DIRECTIONS FOR THIS TASK :: This task calls for copying each line below that contains "Shortcut".

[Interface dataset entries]
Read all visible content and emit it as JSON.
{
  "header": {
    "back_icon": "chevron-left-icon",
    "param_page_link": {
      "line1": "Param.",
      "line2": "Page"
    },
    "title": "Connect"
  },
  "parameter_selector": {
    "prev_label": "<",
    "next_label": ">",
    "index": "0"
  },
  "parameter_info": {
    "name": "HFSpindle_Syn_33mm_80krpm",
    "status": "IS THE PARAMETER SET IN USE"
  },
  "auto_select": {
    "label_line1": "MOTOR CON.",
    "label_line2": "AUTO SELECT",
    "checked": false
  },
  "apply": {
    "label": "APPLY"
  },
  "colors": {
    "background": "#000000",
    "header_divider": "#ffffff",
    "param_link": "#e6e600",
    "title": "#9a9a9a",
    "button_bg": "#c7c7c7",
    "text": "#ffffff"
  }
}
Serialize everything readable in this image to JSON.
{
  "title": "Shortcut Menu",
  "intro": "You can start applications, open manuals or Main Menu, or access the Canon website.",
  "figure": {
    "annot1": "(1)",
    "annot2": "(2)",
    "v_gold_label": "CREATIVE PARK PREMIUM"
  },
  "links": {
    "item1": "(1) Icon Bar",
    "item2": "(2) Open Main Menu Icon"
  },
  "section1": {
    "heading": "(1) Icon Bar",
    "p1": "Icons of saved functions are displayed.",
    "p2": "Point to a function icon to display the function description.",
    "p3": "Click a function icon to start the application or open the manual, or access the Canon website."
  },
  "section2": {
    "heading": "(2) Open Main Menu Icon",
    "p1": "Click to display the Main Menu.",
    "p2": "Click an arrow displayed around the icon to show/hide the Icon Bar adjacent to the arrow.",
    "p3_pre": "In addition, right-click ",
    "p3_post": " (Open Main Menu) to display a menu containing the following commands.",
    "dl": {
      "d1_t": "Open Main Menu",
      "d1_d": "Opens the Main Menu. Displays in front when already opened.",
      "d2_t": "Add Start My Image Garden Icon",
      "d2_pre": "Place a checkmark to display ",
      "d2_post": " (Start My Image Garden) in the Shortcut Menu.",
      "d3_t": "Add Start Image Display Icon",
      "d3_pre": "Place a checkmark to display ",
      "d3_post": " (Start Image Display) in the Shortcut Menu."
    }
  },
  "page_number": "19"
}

SOLUTION TO THE PROBLEM ::
  "title": "Shortcut Menu",
      "d2_post": " (Start My Image Garden) in the Shortcut Menu.",
      "d3_post": " (Start Image Display) in the Shortcut Menu."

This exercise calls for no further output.